Business is more global than ever these days. With that comes many benefits. It also, however, raises the possibility of your being hauled into court in far-flung places in commercial litigation actions like breach of contract lawsuits. When that happens, you may have the possibility to avoid litigating in that place if you can show that the courts there don’t have jurisdiction over your business. To do that in a Florida case, though, you’ll need skillful South Florida legal counsel who can make the jurisdictional arguments you need.
A recent case from here in South Florida addressed the issue of what does or does not amount to the required amount of “minimum contacts” necessary to trigger the jurisdiction of Florida’s courts. The case involved one Miami-Dade County entity and one very long-distance entity. A Doral-based food company had allegedly contracted with a Canadian heating-and-air-conditioning (HVAC) company for the installation of an industrial air vacuum machine. At some point, the business relationship deteriorated, and the client sued the HVAC company for breach of contract.
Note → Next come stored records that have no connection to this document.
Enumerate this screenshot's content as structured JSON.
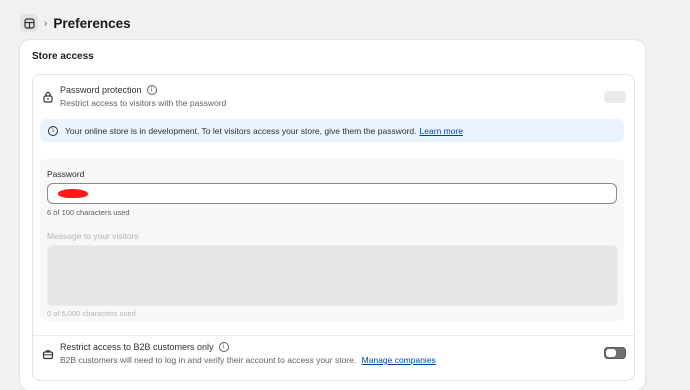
{
  "header": {
    "title": "Preferences",
    "nav_icon": "store-layout-icon"
  },
  "store_access": {
    "title": "Store access",
    "password_protection": {
      "label": "Password protection",
      "description": "Restrict access to visitors with the password",
      "enabled": false
    },
    "banner": {
      "text": "Your online store is in development. To let visitors access your store, give them the password.",
      "link": "Learn more"
    },
    "password": {
      "label": "Password",
      "value_redacted": true,
      "count": "6 of 100 characters used"
    },
    "message": {
      "label": "Message to your visitors",
      "count": "0 of 5,000 characters used"
    },
    "b2b": {
      "label": "Restrict access to B2B customers only",
      "description": "B2B customers will need to log in and verify their account to access your store.",
      "link": "Manage companies",
      "enabled": false
    }
  },
  "colors": {
    "banner_bg": "#eaf4ff",
    "link": "#004299",
    "redaction": "#ff1a1a"
  }
}
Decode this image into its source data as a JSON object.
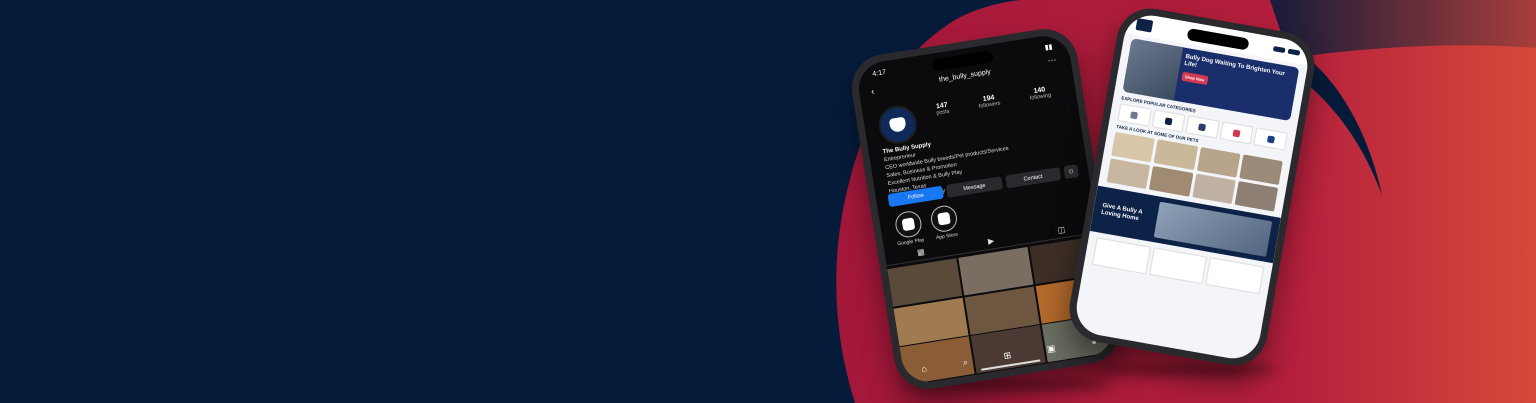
{
  "colors": {
    "background": "#061b3a",
    "accent_red": "#a3173a",
    "accent_orange": "#d7493a",
    "brand_navy": "#0d2247",
    "follow_blue": "#1877f2"
  },
  "instagram_phone": {
    "time": "4:17",
    "username": "the_bully_supply",
    "stats": [
      {
        "value": "147",
        "label": "posts"
      },
      {
        "value": "194",
        "label": "followers"
      },
      {
        "value": "140",
        "label": "following"
      }
    ],
    "bio": {
      "name": "The Bully Supply",
      "lines": [
        "Entrepreneur",
        "CEO worldwide Bully breeds/Pet products/Services",
        "Sales, Business & Promotion",
        "Excellent Nutrition & Bully Play",
        "Houston, Texas"
      ],
      "link": "linktr.ee/thebullysupply"
    },
    "buttons": {
      "follow": "Follow",
      "message": "Message",
      "contact": "Contact"
    },
    "highlights": [
      {
        "label": "Google Play"
      },
      {
        "label": "App Store"
      }
    ],
    "nav_icons": [
      "home-icon",
      "search-icon",
      "add-post-icon",
      "reels-icon",
      "profile-icon"
    ]
  },
  "website_phone": {
    "hero_title": "Bully Dog Waiting To Brighten Your Life!",
    "hero_cta": "Shop Now",
    "categories_title": "EXPLORE POPULAR CATEGORIES",
    "pets_title": "TAKE A LOOK AT SOME OF OUR PETS",
    "banner_title": "Give A Bully A Loving Home"
  }
}
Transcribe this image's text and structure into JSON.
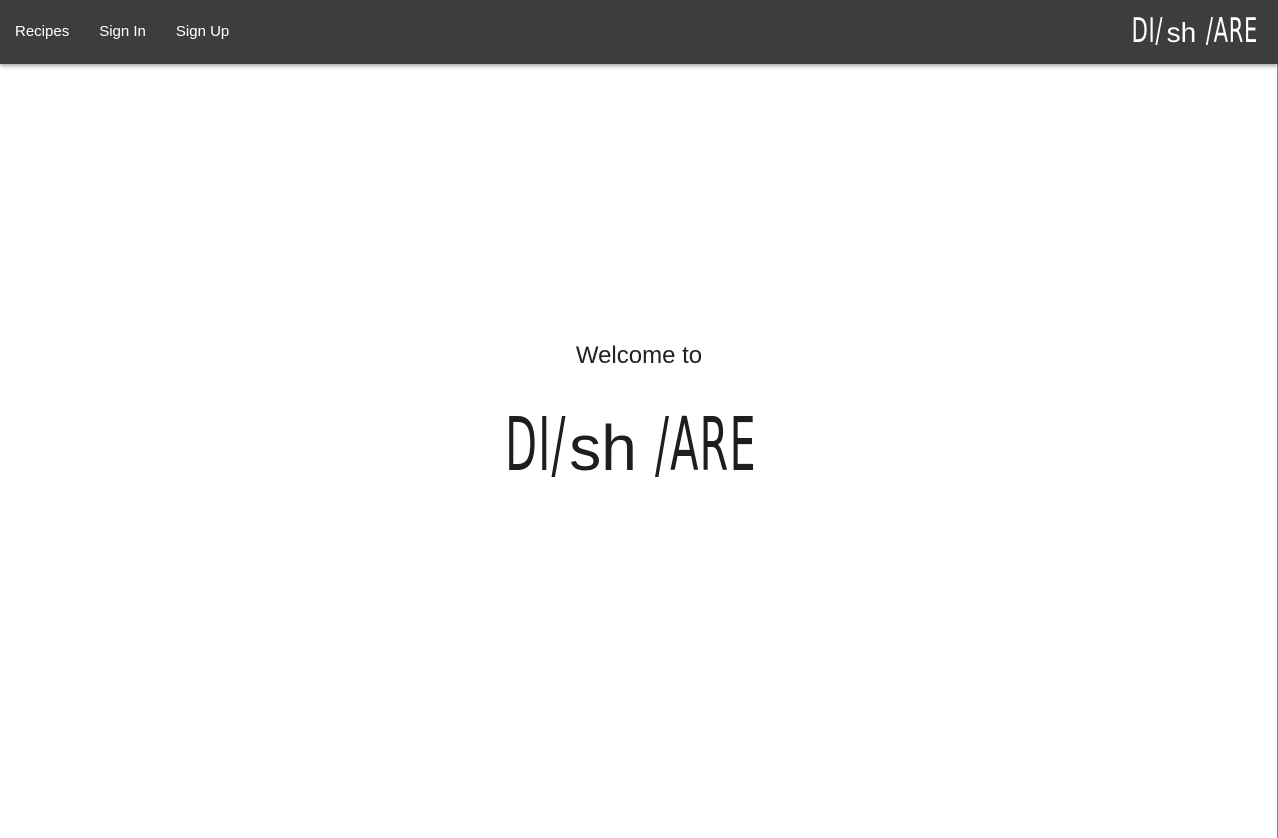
{
  "nav": {
    "links": [
      {
        "label": "Recipes"
      },
      {
        "label": "Sign In"
      },
      {
        "label": "Sign Up"
      }
    ],
    "brand": {
      "part1": "DI/",
      "part2": "sh",
      "part3": "/ARE"
    }
  },
  "hero": {
    "welcome": "Welcome to",
    "logo": {
      "part1": "DI/",
      "part2": "sh",
      "part3": "/ARE"
    }
  },
  "colors": {
    "navbar_bg": "#3d3d3f",
    "nav_text": "#ffffff",
    "body_text": "#222222"
  }
}
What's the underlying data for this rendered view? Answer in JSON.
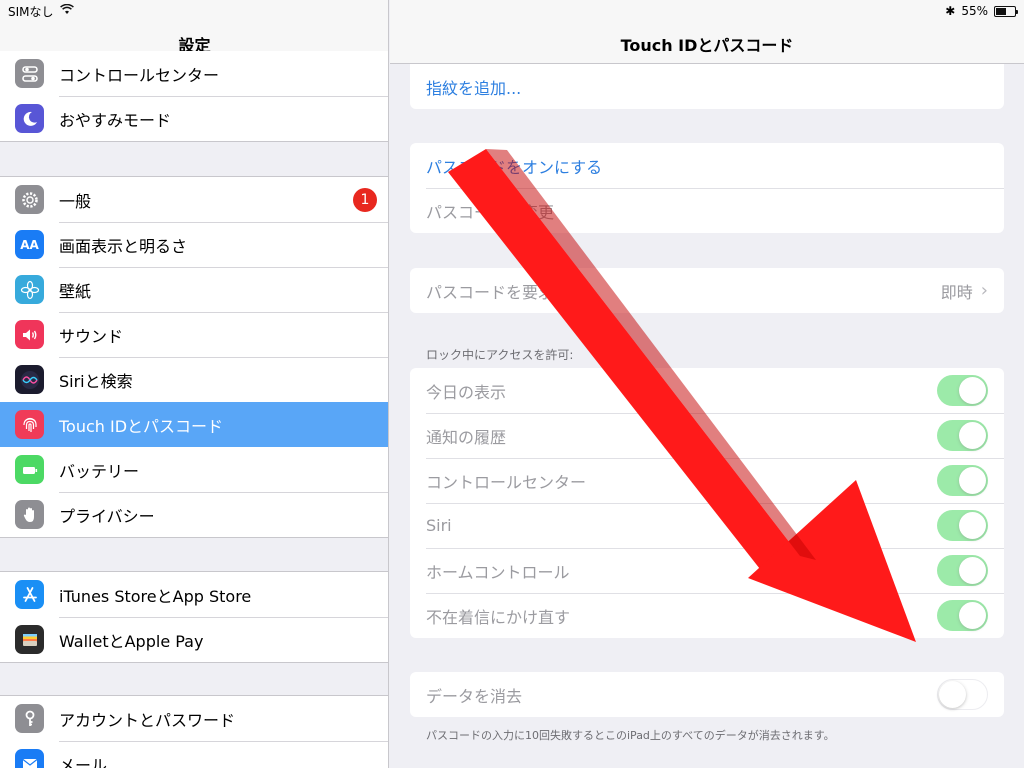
{
  "status": {
    "carrier": "SIMなし",
    "battery_percent": "55%",
    "battery_level": 0.55
  },
  "sidebar": {
    "title": "設定",
    "groups": [
      {
        "items": [
          {
            "label": "コントロールセンター",
            "icon": "control-center-icon",
            "color": "#8e8e93"
          },
          {
            "label": "おやすみモード",
            "icon": "moon-icon",
            "color": "#5856d6"
          }
        ]
      },
      {
        "items": [
          {
            "label": "一般",
            "icon": "gear-icon",
            "color": "#8e8e93",
            "badge": "1"
          },
          {
            "label": "画面表示と明るさ",
            "icon": "text-size-icon",
            "color": "#1a7cf5"
          },
          {
            "label": "壁紙",
            "icon": "flower-icon",
            "color": "#37aadc"
          },
          {
            "label": "サウンド",
            "icon": "speaker-icon",
            "color": "#f0355a"
          },
          {
            "label": "Siriと検索",
            "icon": "siri-icon",
            "color": "#1c1c2e"
          },
          {
            "label": "Touch IDとパスコード",
            "icon": "fingerprint-icon",
            "color": "#f03b58",
            "selected": true
          },
          {
            "label": "バッテリー",
            "icon": "battery-icon",
            "color": "#4cd964"
          },
          {
            "label": "プライバシー",
            "icon": "hand-icon",
            "color": "#8e8e93"
          }
        ]
      },
      {
        "items": [
          {
            "label": "iTunes StoreとApp Store",
            "icon": "app-store-icon",
            "color": "#1a8ff5"
          },
          {
            "label": "WalletとApple Pay",
            "icon": "wallet-icon",
            "color": "#2b2b2b"
          }
        ]
      },
      {
        "items": [
          {
            "label": "アカウントとパスワード",
            "icon": "key-icon",
            "color": "#8e8e93"
          },
          {
            "label": "メール",
            "icon": "mail-icon",
            "color": "#1a7cf5"
          }
        ]
      }
    ]
  },
  "detail": {
    "title": "Touch IDとパスコード",
    "add_fingerprint": "指紋を追加...",
    "passcode_on": "パスコードをオンにする",
    "passcode_change": "パスコードを変更",
    "require_passcode": {
      "label": "パスコードを要求",
      "value": "即時"
    },
    "lock_access_header": "ロック中にアクセスを許可:",
    "lock_access_items": [
      {
        "label": "今日の表示",
        "on": true
      },
      {
        "label": "通知の履歴",
        "on": true
      },
      {
        "label": "コントロールセンター",
        "on": true
      },
      {
        "label": "Siri",
        "on": true
      },
      {
        "label": "ホームコントロール",
        "on": true
      },
      {
        "label": "不在着信にかけ直す",
        "on": true
      }
    ],
    "erase_data": {
      "label": "データを消去",
      "on": false
    },
    "erase_footnote": "パスコードの入力に10回失敗するとこのiPad上のすべてのデータが消去されます。"
  },
  "colors": {
    "accent": "#2d7fe0",
    "selected_row": "#59a6f7",
    "toggle_on": "#4cd964",
    "annotation_arrow": "#ff1a1a"
  }
}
The factual details of what went wrong between this Florida company and its Canadian contract partner weren’t really the most instructive part of this case. Rather, it was the issue of jurisdiction that would become the key. (The Canadian company sought to get the case thrown out of court by arguing that the Florida courts did not have jurisdiction over it.)